In a deal years in the making, the AICPA announced this week it has finally convinced ICANN to let them manage the coveted .cpa domain. Just in time, too, lest it get snapped up by the Canadian Psychiatric Association or Cut and Paste Artists.
Back in 2015, AICPA President, CEO, and Mercy main Barry Melancon wrote ICANN expressing concern that as it stood, any old slob who isn’t a Certified Public Accountant might abuse the .cpa domain and therefore the public trust, setting his sights on getting the organization that basically oversees the entire Internet to hand him the keys to the coveted domain.
“In the AICPA’s view, the .CPA gTLD should be a restricted gTLD, only open for CPAs who are working under the rules and oversight of a governmental body. Only those parties who qualify under the standards and criteria defined by a governmental accounting body that issues the title of CPA should be entitled to a .CPA domain name – any other result would result in consumer harm….”

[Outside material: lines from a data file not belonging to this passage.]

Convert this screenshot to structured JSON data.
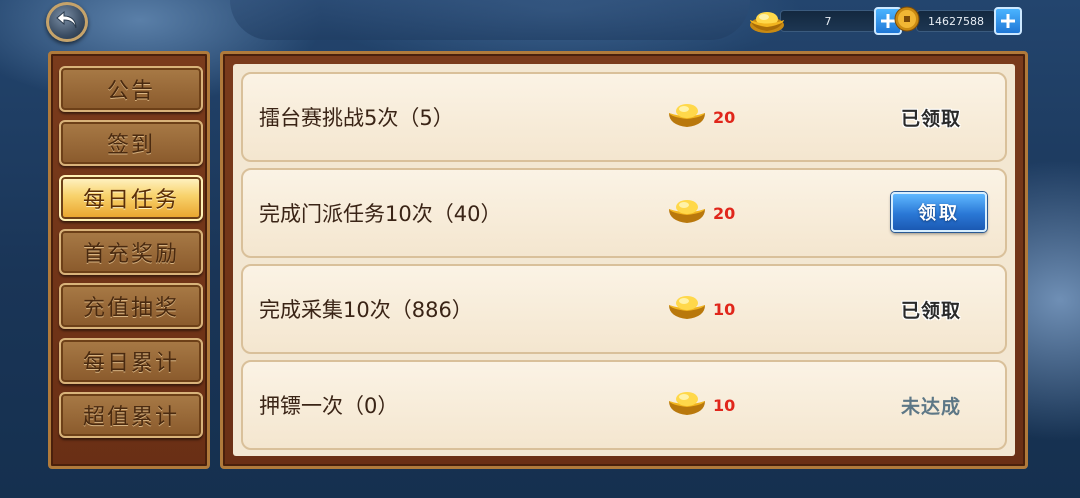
{
  "currency": {
    "gold_ingot_amount": "7",
    "coin_amount": "14627588"
  },
  "sidebar": {
    "items": [
      {
        "label": "公告",
        "active": false
      },
      {
        "label": "签到",
        "active": false
      },
      {
        "label": "每日任务",
        "active": true
      },
      {
        "label": "首充奖励",
        "active": false
      },
      {
        "label": "充值抽奖",
        "active": false
      },
      {
        "label": "每日累计",
        "active": false
      },
      {
        "label": "超值累计",
        "active": false
      }
    ]
  },
  "tasks": [
    {
      "title": "擂台赛挑战5次（5）",
      "reward": "20",
      "status": "已领取",
      "state": "claimed"
    },
    {
      "title": "完成门派任务10次（40）",
      "reward": "20",
      "status": "领取",
      "state": "claimable"
    },
    {
      "title": "完成采集10次（886）",
      "reward": "10",
      "status": "已领取",
      "state": "claimed"
    },
    {
      "title": "押镖一次（0）",
      "reward": "10",
      "status": "未达成",
      "state": "unfinished"
    }
  ],
  "icons": {
    "back": "back-arrow-icon",
    "ingot": "gold-ingot-icon",
    "coin": "copper-coin-icon",
    "plus": "plus-icon"
  },
  "colors": {
    "reward_red": "#e0261b",
    "active_tab_gold": "#f8d26b",
    "claim_blue": "#2a78d6"
  }
}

A letter to Congress from ICANN president Goran Morby late in 2017 stated that of about 68,000 domains starting with, containing, or ending with “cpa” in their names, the organization found no evidence of abuse. Meaning there aren’t wild bands of rogue Internet trolls camping CPA domains for the purpose of diluting public trust or worse, offering professional services without a license. Go figure, Internet criminals have better things to do it seems.
“By overseeing the .cpa domain in collaboration with other global CPA organizations, the AICPA can help promote CPAs’ visibility and protect their professional standing online. We also want the public to have confidence that someone using a .cpa domain address for email or a website is affiliated with the CPA profession.”
The AICPA’s announcement pointed to companies and communities like Amazon, KPMG, and the banking industry as examples of how the popularity of top-level domains for the purpose of brand recognition and trust is on the rise. Because we can all agree those .biz domains are hella trustworthy, right? As yet, KPMG is the only Big 4 firm to make the switch, and from what we can tell they did it for the wrong reason (shock, I know).
It’s unknown what, if any, costs will be associated with registering a .cpa domain through the AICPA once the contract is finalized; they said in their announcement details will be shared later this year. We do know that a year of CPA.com email services runs you $119 so perhaps it will be on par with that. We’ll keep you posted, if you care.